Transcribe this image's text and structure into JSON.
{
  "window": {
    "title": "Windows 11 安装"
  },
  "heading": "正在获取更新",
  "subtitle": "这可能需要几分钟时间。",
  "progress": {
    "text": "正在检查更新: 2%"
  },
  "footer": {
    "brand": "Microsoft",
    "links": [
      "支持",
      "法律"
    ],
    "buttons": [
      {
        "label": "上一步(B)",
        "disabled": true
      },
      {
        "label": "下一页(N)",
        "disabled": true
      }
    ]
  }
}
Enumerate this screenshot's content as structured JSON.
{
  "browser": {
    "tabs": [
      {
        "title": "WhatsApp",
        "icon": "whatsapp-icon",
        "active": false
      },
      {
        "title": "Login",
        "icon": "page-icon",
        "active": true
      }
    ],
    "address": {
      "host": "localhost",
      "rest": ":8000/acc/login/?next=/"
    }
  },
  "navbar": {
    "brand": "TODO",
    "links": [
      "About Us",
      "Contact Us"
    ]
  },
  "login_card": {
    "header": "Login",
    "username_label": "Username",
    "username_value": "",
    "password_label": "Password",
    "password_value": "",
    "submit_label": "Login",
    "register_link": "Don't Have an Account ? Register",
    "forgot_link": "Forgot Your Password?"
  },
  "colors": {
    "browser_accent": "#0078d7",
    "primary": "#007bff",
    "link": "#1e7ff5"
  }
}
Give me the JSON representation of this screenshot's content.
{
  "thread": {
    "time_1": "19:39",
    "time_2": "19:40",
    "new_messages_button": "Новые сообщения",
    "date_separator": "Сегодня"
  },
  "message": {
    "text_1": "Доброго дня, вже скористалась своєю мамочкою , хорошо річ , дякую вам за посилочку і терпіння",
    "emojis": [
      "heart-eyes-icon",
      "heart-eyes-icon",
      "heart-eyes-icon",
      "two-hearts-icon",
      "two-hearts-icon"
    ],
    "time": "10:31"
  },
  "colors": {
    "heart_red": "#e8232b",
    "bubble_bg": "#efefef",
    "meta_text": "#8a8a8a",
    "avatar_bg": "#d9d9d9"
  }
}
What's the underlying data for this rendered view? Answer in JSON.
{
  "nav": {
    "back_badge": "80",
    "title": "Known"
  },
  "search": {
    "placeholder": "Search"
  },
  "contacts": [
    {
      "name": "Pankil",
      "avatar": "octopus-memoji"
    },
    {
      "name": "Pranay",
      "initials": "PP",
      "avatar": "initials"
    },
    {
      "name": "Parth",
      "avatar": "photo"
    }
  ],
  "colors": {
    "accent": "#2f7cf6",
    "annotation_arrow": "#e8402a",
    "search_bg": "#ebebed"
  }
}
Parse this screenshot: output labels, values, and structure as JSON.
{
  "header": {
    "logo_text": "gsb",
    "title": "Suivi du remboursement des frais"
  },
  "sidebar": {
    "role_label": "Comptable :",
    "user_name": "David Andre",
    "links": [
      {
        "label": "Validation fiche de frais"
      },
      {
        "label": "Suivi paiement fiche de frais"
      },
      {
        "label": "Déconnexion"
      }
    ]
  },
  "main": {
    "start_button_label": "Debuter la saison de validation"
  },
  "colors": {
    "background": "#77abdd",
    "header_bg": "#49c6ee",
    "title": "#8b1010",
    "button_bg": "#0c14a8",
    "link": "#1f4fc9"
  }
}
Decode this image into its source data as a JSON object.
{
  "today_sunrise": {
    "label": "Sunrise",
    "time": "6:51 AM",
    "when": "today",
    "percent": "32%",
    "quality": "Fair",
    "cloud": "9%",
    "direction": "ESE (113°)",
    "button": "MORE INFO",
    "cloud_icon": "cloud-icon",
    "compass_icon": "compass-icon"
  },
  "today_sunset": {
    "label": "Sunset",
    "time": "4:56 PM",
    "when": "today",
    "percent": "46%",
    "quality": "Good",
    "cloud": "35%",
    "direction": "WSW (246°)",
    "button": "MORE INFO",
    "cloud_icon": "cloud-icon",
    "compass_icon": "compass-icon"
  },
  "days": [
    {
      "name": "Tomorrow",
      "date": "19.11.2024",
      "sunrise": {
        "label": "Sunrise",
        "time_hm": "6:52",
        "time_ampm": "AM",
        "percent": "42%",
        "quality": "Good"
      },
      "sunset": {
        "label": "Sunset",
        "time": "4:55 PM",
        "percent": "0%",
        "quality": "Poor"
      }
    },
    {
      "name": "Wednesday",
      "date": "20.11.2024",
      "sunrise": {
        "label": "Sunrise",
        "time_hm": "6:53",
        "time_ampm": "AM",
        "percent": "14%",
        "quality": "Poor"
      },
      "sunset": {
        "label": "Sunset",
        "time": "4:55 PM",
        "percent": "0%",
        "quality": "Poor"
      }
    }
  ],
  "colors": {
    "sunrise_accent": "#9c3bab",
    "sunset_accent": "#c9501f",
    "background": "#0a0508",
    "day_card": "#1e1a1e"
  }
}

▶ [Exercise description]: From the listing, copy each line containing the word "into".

▶ [Task answer]:
Transcribe this image's text and structure into JSON.
Decode this image into its source data as a JSON object.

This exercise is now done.